*Task*
Reproduce every entry that follows word for word, but omit the images.

[Extracted data entries]
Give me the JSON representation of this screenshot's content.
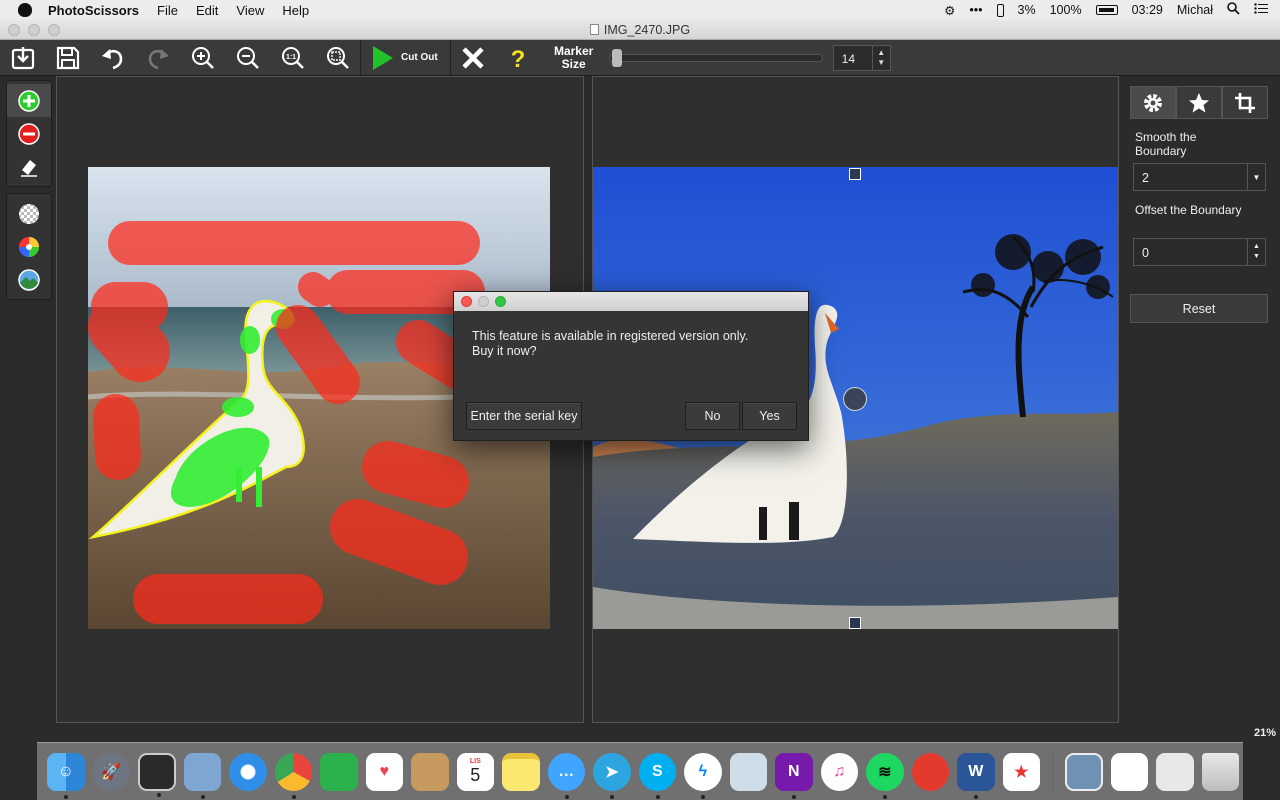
{
  "menubar": {
    "app_name": "PhotoScissors",
    "items": [
      "File",
      "Edit",
      "View",
      "Help"
    ],
    "status": {
      "cpu": "3%",
      "battery": "100%",
      "time": "03:29",
      "user": "Michał"
    }
  },
  "window": {
    "title": "IMG_2470.JPG"
  },
  "toolbar": {
    "cut_out_label": "Cut Out",
    "marker_label_line1": "Marker",
    "marker_label_line2": "Size",
    "marker_size": "14",
    "slider_level": 0.02
  },
  "right_panel": {
    "smooth_label": "Smooth the Boundary",
    "smooth_value": "2",
    "offset_label": "Offset the Boundary",
    "offset_value": "0",
    "reset_label": "Reset"
  },
  "zoom": "21%",
  "dialog": {
    "line1": "This feature is available in registered version only.",
    "line2": "Buy it now?",
    "serial_button": "Enter the serial key",
    "no_button": "No",
    "yes_button": "Yes"
  },
  "dock": {
    "calendar_month": "LIS",
    "calendar_day": "5"
  },
  "colors": {
    "accent_green": "#22c22a",
    "marker_red": "#ff2a1a",
    "marker_green": "#33ee33",
    "outline_yellow": "#f2f21c"
  }
}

*Solution for this exercise*
Give me the JSON representation of this screenshot's content.
{
  "menubar": {
    "app_name": "PhotoScissors",
    "items": [
      "File",
      "Edit",
      "View",
      "Help"
    ],
    "status": {
      "cpu": "3%",
      "battery": "100%",
      "time": "03:29",
      "user": "Michał"
    }
  },
  "window": {
    "title": "IMG_2470.JPG"
  },
  "toolbar": {
    "cut_out_label": "Cut Out",
    "marker_label_line1": "Marker",
    "marker_label_line2": "Size",
    "marker_size": "14",
    "slider_level": 0.02
  },
  "right_panel": {
    "smooth_label": "Smooth the Boundary",
    "smooth_value": "2",
    "offset_label": "Offset the Boundary",
    "offset_value": "0",
    "reset_label": "Reset"
  },
  "zoom": "21%",
  "dialog": {
    "line1": "This feature is available in registered version only.",
    "line2": "Buy it now?",
    "serial_button": "Enter the serial key",
    "no_button": "No",
    "yes_button": "Yes"
  },
  "dock": {
    "calendar_month": "LIS",
    "calendar_day": "5"
  },
  "colors": {
    "accent_green": "#22c22a",
    "marker_red": "#ff2a1a",
    "marker_green": "#33ee33",
    "outline_yellow": "#f2f21c"
  }
}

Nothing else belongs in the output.